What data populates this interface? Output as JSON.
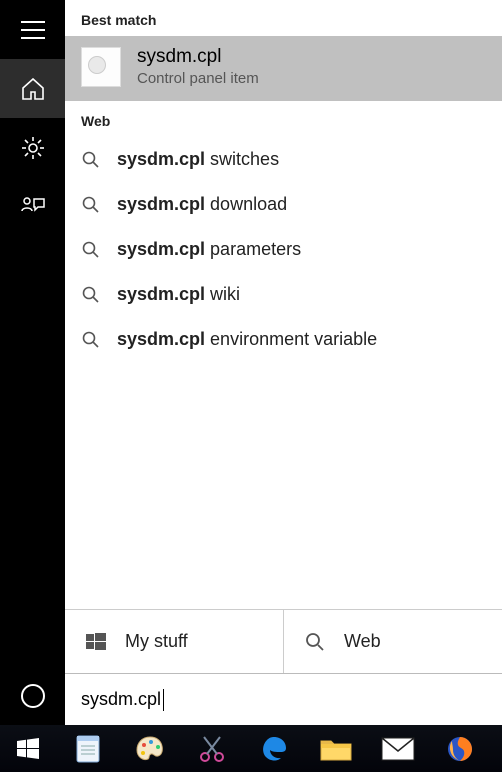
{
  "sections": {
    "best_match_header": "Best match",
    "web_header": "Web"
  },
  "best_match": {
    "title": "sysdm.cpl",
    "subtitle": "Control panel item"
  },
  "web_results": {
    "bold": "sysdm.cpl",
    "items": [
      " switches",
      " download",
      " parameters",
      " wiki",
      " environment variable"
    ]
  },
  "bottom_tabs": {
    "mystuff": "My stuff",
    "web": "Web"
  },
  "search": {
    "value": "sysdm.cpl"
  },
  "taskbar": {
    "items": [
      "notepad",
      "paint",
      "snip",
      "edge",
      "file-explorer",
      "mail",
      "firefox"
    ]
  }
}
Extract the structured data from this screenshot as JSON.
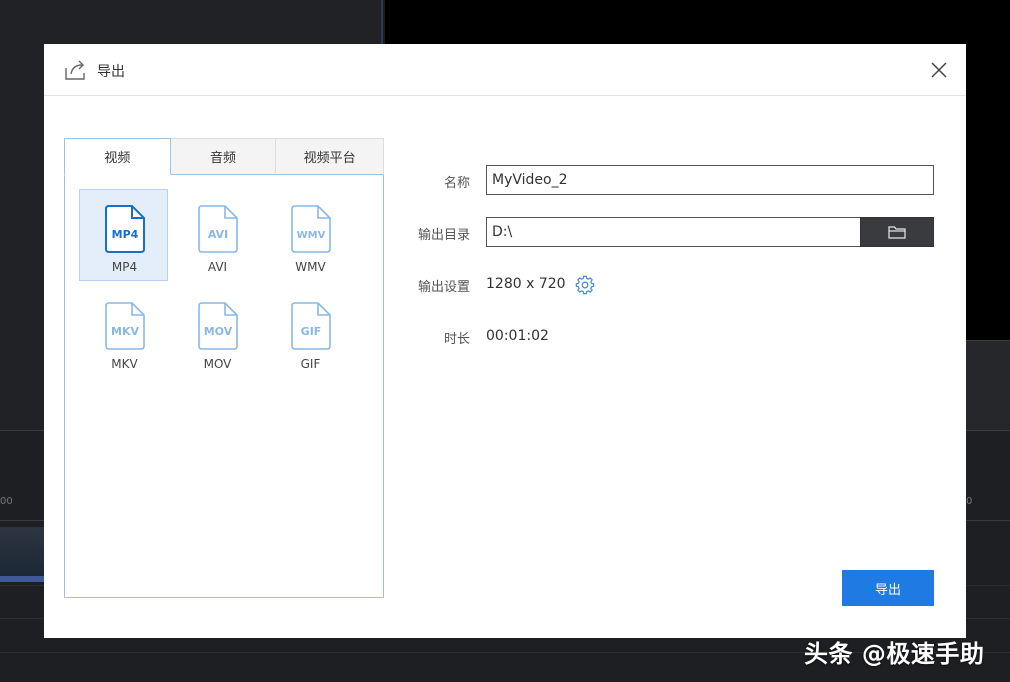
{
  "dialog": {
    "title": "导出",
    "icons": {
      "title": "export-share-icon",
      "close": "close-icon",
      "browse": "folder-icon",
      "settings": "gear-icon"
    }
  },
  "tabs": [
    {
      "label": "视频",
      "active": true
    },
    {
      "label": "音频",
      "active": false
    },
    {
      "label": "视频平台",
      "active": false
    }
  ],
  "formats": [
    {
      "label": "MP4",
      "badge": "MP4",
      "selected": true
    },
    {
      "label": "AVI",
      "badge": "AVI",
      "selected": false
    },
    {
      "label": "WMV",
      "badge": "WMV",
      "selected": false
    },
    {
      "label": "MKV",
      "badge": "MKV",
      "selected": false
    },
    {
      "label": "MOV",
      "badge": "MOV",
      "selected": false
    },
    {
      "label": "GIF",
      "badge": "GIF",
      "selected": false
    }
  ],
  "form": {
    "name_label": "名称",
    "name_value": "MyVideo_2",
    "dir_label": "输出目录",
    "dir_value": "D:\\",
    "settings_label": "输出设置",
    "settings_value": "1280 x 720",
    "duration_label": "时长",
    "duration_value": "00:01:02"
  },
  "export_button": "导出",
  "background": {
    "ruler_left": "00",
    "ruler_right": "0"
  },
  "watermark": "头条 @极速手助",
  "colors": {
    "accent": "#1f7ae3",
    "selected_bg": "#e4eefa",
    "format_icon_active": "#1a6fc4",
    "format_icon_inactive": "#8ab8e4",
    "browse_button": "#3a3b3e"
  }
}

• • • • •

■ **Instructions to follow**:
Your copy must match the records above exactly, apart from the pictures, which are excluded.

■ **Answer**:
What data populates this interface? Output as JSON.
{
  "sections": {
    "best_match_header": "Best match",
    "web_header": "Web"
  },
  "best_match": {
    "title": "sysdm.cpl",
    "subtitle": "Control panel item"
  },
  "web_results": {
    "bold": "sysdm.cpl",
    "items": [
      " switches",
      " download",
      " parameters",
      " wiki",
      " environment variable"
    ]
  },
  "bottom_tabs": {
    "mystuff": "My stuff",
    "web": "Web"
  },
  "search": {
    "value": "sysdm.cpl"
  },
  "taskbar": {
    "items": [
      "notepad",
      "paint",
      "snip",
      "edge",
      "file-explorer",
      "mail",
      "firefox"
    ]
  }
}
Extract the structured data from this screenshot as JSON.
{
  "dialog": {
    "title": "导出",
    "icons": {
      "title": "export-share-icon",
      "close": "close-icon",
      "browse": "folder-icon",
      "settings": "gear-icon"
    }
  },
  "tabs": [
    {
      "label": "视频",
      "active": true
    },
    {
      "label": "音频",
      "active": false
    },
    {
      "label": "视频平台",
      "active": false
    }
  ],
  "formats": [
    {
      "label": "MP4",
      "badge": "MP4",
      "selected": true
    },
    {
      "label": "AVI",
      "badge": "AVI",
      "selected": false
    },
    {
      "label": "WMV",
      "badge": "WMV",
      "selected": false
    },
    {
      "label": "MKV",
      "badge": "MKV",
      "selected": false
    },
    {
      "label": "MOV",
      "badge": "MOV",
      "selected": false
    },
    {
      "label": "GIF",
      "badge": "GIF",
      "selected": false
    }
  ],
  "form": {
    "name_label": "名称",
    "name_value": "MyVideo_2",
    "dir_label": "输出目录",
    "dir_value": "D:\\",
    "settings_label": "输出设置",
    "settings_value": "1280 x 720",
    "duration_label": "时长",
    "duration_value": "00:01:02"
  },
  "export_button": "导出",
  "background": {
    "ruler_left": "00",
    "ruler_right": "0"
  },
  "watermark": "头条 @极速手助",
  "colors": {
    "accent": "#1f7ae3",
    "selected_bg": "#e4eefa",
    "format_icon_active": "#1a6fc4",
    "format_icon_inactive": "#8ab8e4",
    "browse_button": "#3a3b3e"
  }
}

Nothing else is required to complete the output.